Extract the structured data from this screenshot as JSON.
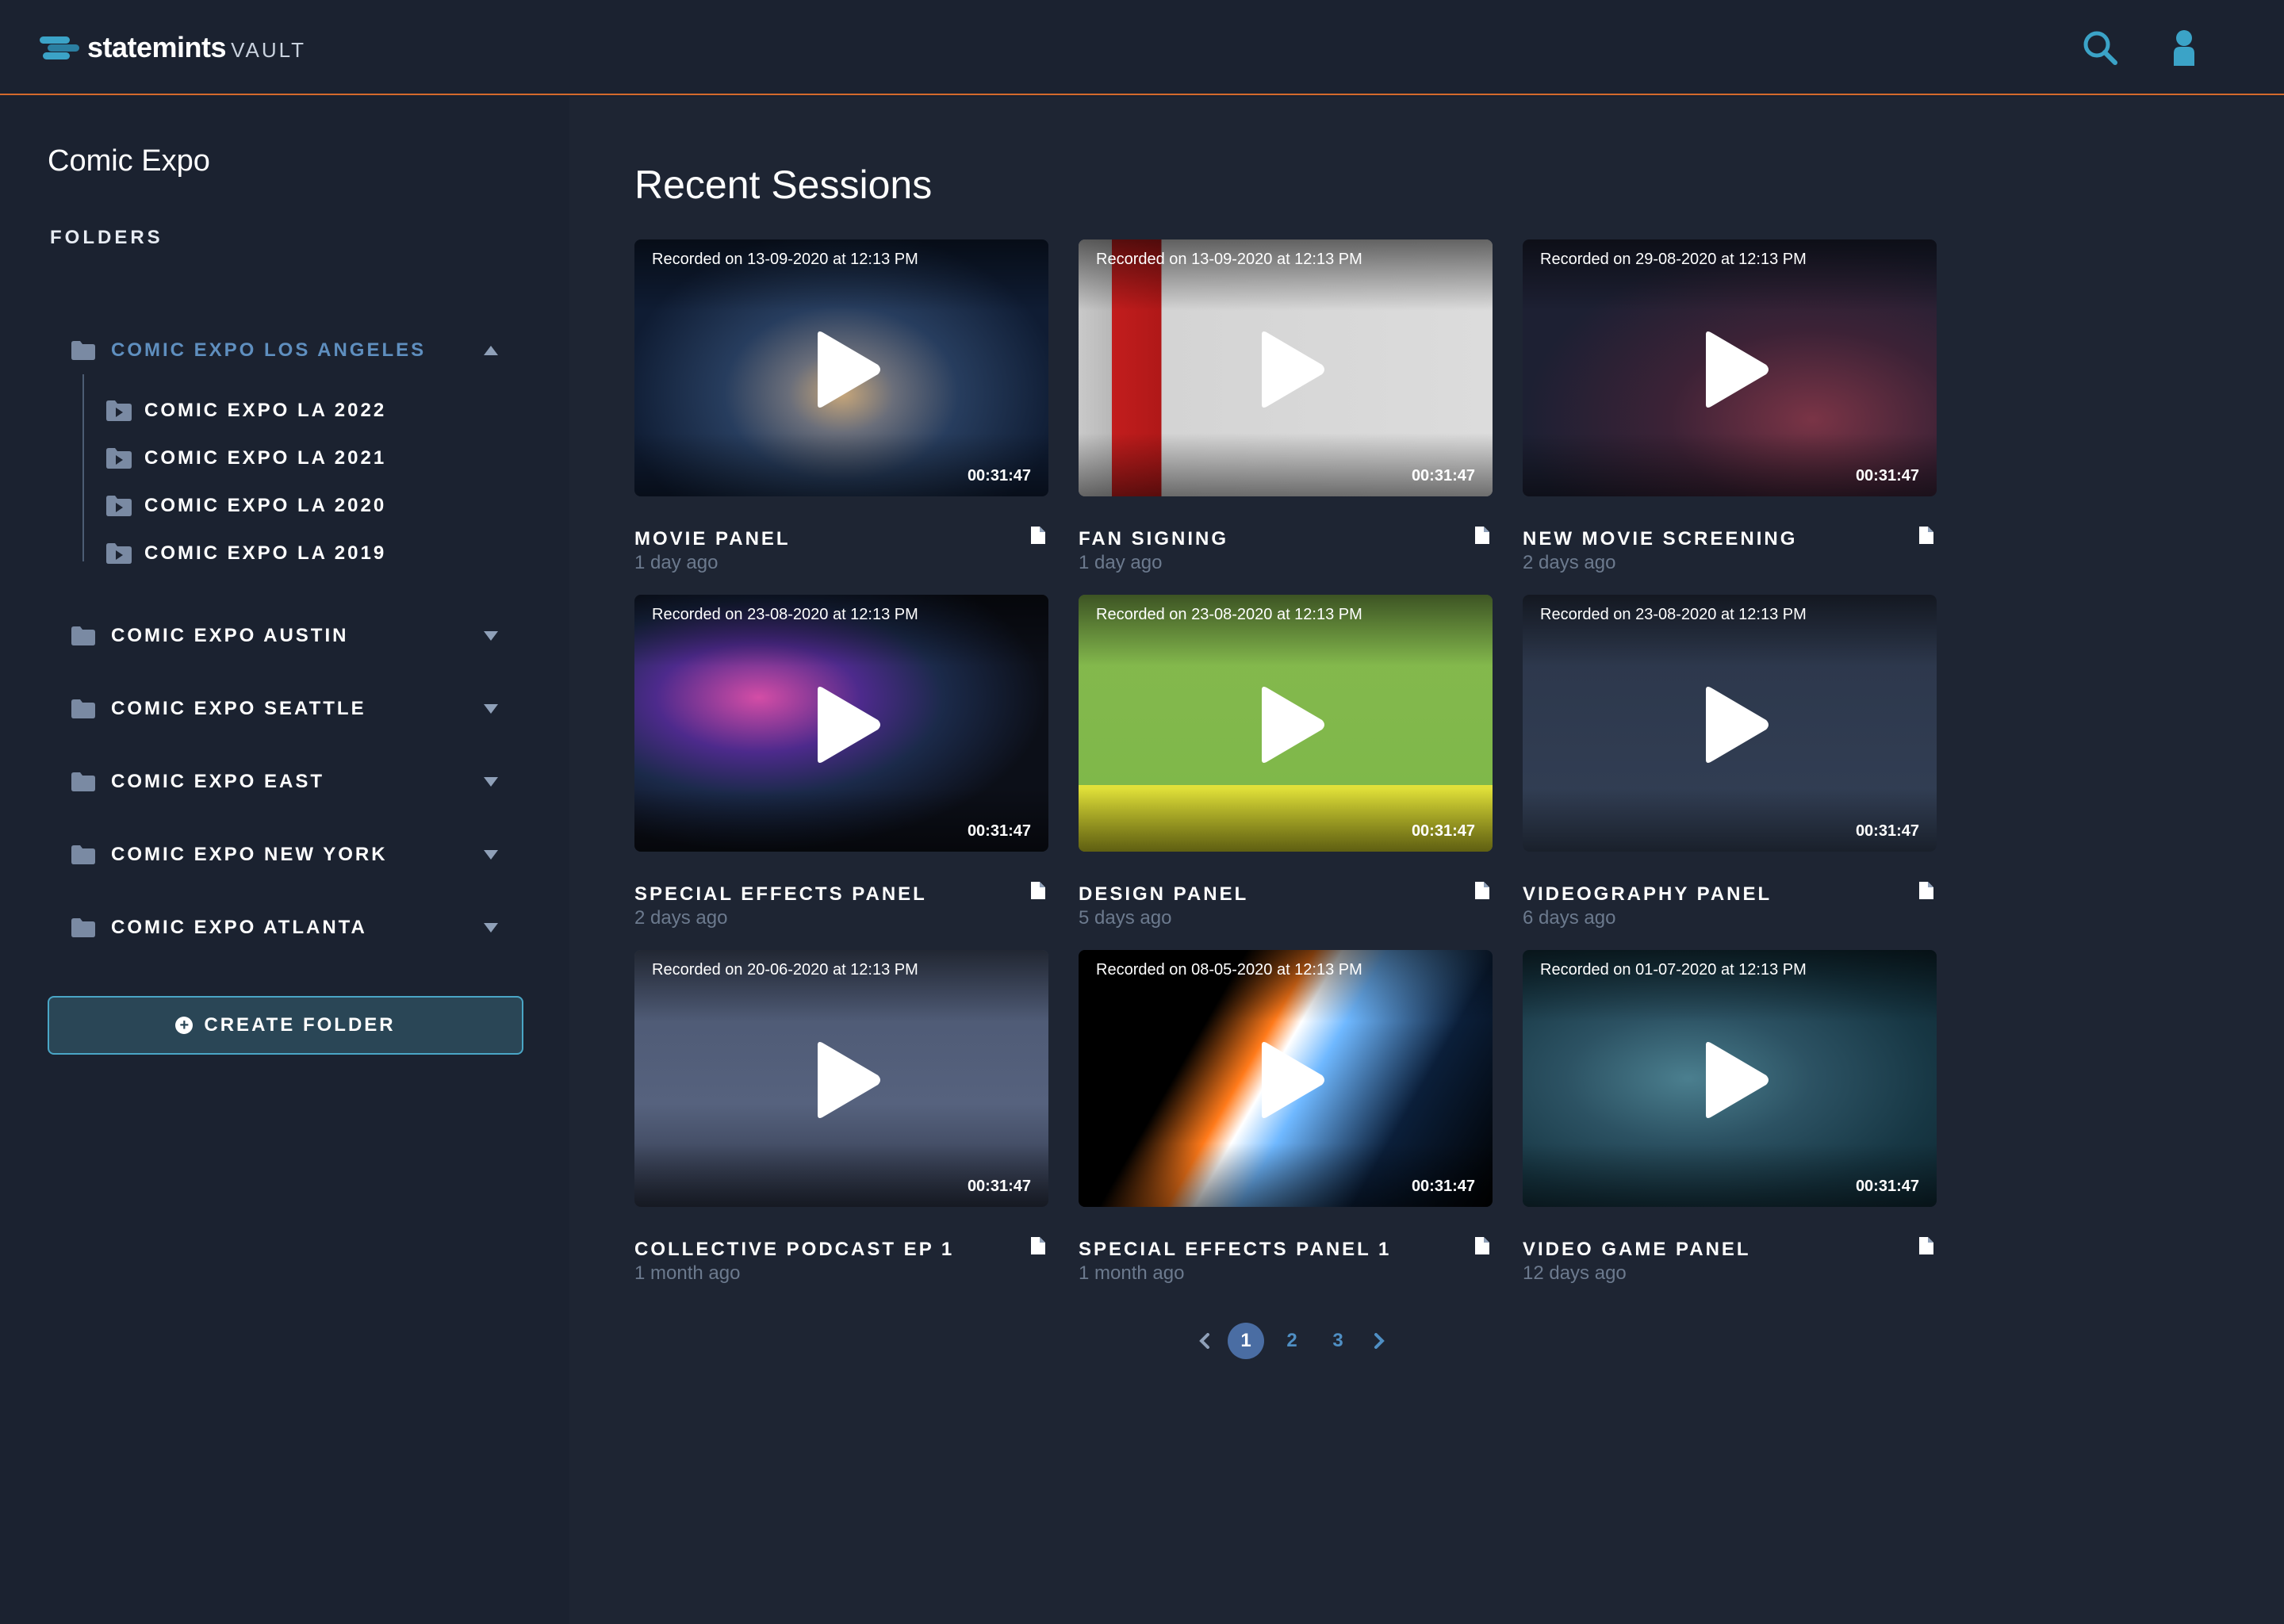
{
  "app": {
    "brand": "statemints",
    "brand_sub": "VAULT"
  },
  "header": {
    "search_icon": "search-icon",
    "user_icon": "user-icon"
  },
  "colors": {
    "accent": "#d46a2c",
    "link": "#4f8fc4",
    "active_folder": "#5f8fbf",
    "button_border": "#4aa6c6"
  },
  "sidebar": {
    "title": "Comic Expo",
    "folders_label": "FOLDERS",
    "folders": [
      {
        "label": "COMIC EXPO LOS ANGELES",
        "expanded": true,
        "children": [
          {
            "label": "COMIC EXPO LA 2022"
          },
          {
            "label": "COMIC EXPO LA 2021"
          },
          {
            "label": "COMIC EXPO LA 2020"
          },
          {
            "label": "COMIC EXPO LA 2019"
          }
        ]
      },
      {
        "label": "COMIC EXPO AUSTIN",
        "expanded": false
      },
      {
        "label": "COMIC EXPO SEATTLE",
        "expanded": false
      },
      {
        "label": "COMIC EXPO EAST",
        "expanded": false
      },
      {
        "label": "COMIC EXPO NEW YORK",
        "expanded": false
      },
      {
        "label": "COMIC EXPO ATLANTA",
        "expanded": false
      }
    ],
    "create_button": "CREATE FOLDER"
  },
  "main": {
    "title": "Recent Sessions",
    "sessions": [
      {
        "recorded": "Recorded on 13-09-2020 at 12:13 PM",
        "duration": "00:31:47",
        "title": "MOVIE PANEL",
        "ago": "1 day ago"
      },
      {
        "recorded": "Recorded on 13-09-2020 at 12:13 PM",
        "duration": "00:31:47",
        "title": "FAN SIGNING",
        "ago": "1 day ago"
      },
      {
        "recorded": "Recorded on 29-08-2020 at 12:13 PM",
        "duration": "00:31:47",
        "title": "NEW MOVIE SCREENING",
        "ago": "2 days ago"
      },
      {
        "recorded": "Recorded on 23-08-2020 at 12:13 PM",
        "duration": "00:31:47",
        "title": "SPECIAL EFFECTS PANEL",
        "ago": "2 days ago"
      },
      {
        "recorded": "Recorded on 23-08-2020 at 12:13 PM",
        "duration": "00:31:47",
        "title": "DESIGN PANEL",
        "ago": "5 days ago"
      },
      {
        "recorded": "Recorded on 23-08-2020 at 12:13 PM",
        "duration": "00:31:47",
        "title": "VIDEOGRAPHY PANEL",
        "ago": "6 days ago"
      },
      {
        "recorded": "Recorded on 20-06-2020 at 12:13 PM",
        "duration": "00:31:47",
        "title": "COLLECTIVE PODCAST EP 1",
        "ago": "1 month ago"
      },
      {
        "recorded": "Recorded on 08-05-2020 at 12:13 PM",
        "duration": "00:31:47",
        "title": "SPECIAL EFFECTS PANEL 1",
        "ago": "1 month ago"
      },
      {
        "recorded": "Recorded on 01-07-2020 at 12:13 PM",
        "duration": "00:31:47",
        "title": "VIDEO GAME PANEL",
        "ago": "12 days ago"
      }
    ]
  },
  "pagination": {
    "pages": [
      "1",
      "2",
      "3"
    ],
    "current": "1"
  }
}
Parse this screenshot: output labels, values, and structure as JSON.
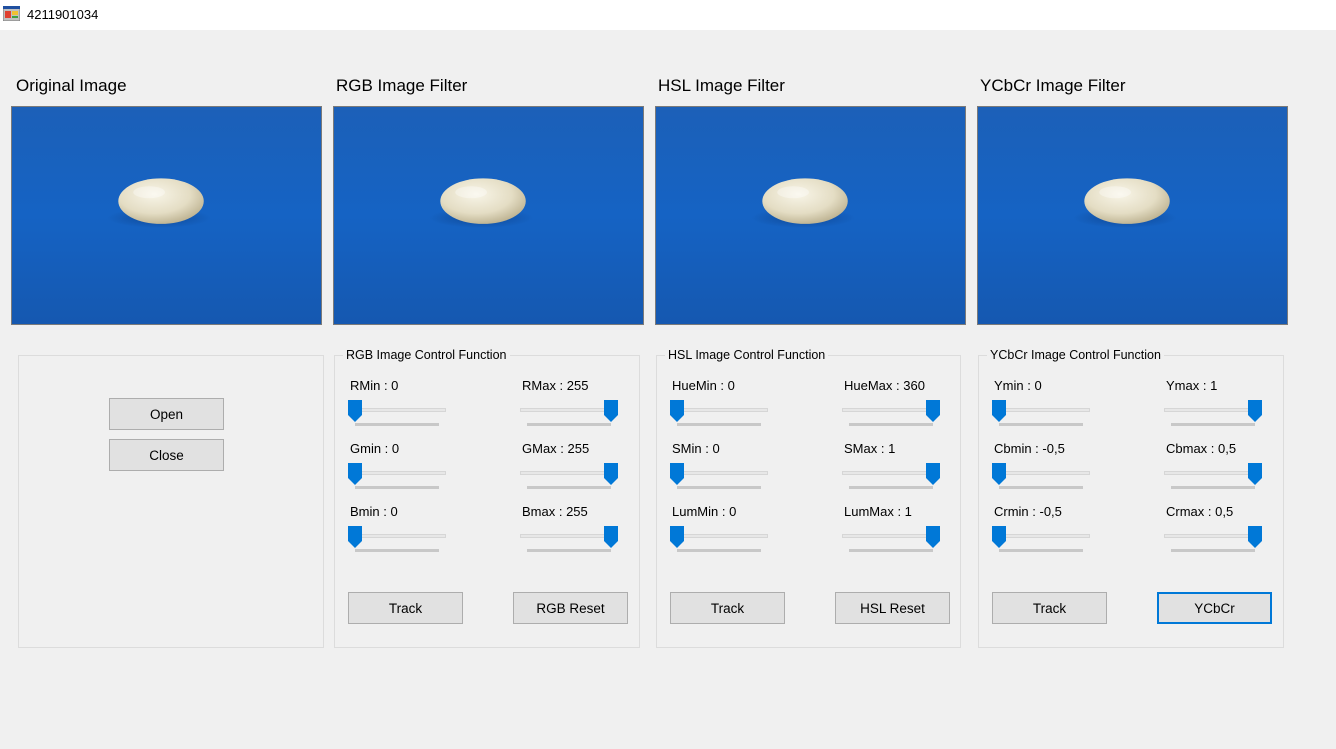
{
  "window": {
    "title": "4211901034"
  },
  "captions": [
    "Original Image",
    "RGB Image Filter",
    "HSL Image Filter",
    "YCbCr Image Filter"
  ],
  "image_icon": "pill-photo",
  "colors": {
    "accent": "#0078d7",
    "image_background": "#1a5fb4",
    "pill": "#e8e2cc"
  },
  "file_panel": {
    "open_label": "Open",
    "close_label": "Close"
  },
  "rgb": {
    "title": "RGB Image Control Function",
    "labels": [
      "RMin : 0",
      "RMax : 255",
      "Gmin : 0",
      "GMax : 255",
      "Bmin : 0",
      "Bmax : 255"
    ],
    "values": [
      0,
      1,
      0,
      1,
      0,
      1
    ],
    "track_label": "Track",
    "reset_label": "RGB Reset"
  },
  "hsl": {
    "title": "HSL Image Control Function",
    "labels": [
      "HueMin : 0",
      "HueMax : 360",
      "SMin : 0",
      "SMax : 1",
      "LumMin : 0",
      "LumMax : 1"
    ],
    "values": [
      0,
      1,
      0,
      1,
      0,
      1
    ],
    "track_label": "Track",
    "reset_label": "HSL Reset"
  },
  "ycbcr": {
    "title": "YCbCr Image Control Function",
    "labels": [
      "Ymin : 0",
      "Ymax : 1",
      "Cbmin : -0,5",
      "Cbmax : 0,5",
      "Crmin : -0,5",
      "Crmax : 0,5"
    ],
    "values": [
      0,
      1,
      0,
      1,
      0,
      1
    ],
    "track_label": "Track",
    "reset_label": "YCbCr"
  }
}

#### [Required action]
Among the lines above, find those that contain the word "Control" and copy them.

#### [Exercise result]
    "title": "RGB Image Control Function",
    "title": "HSL Image Control Function",
    "title": "YCbCr Image Control Function",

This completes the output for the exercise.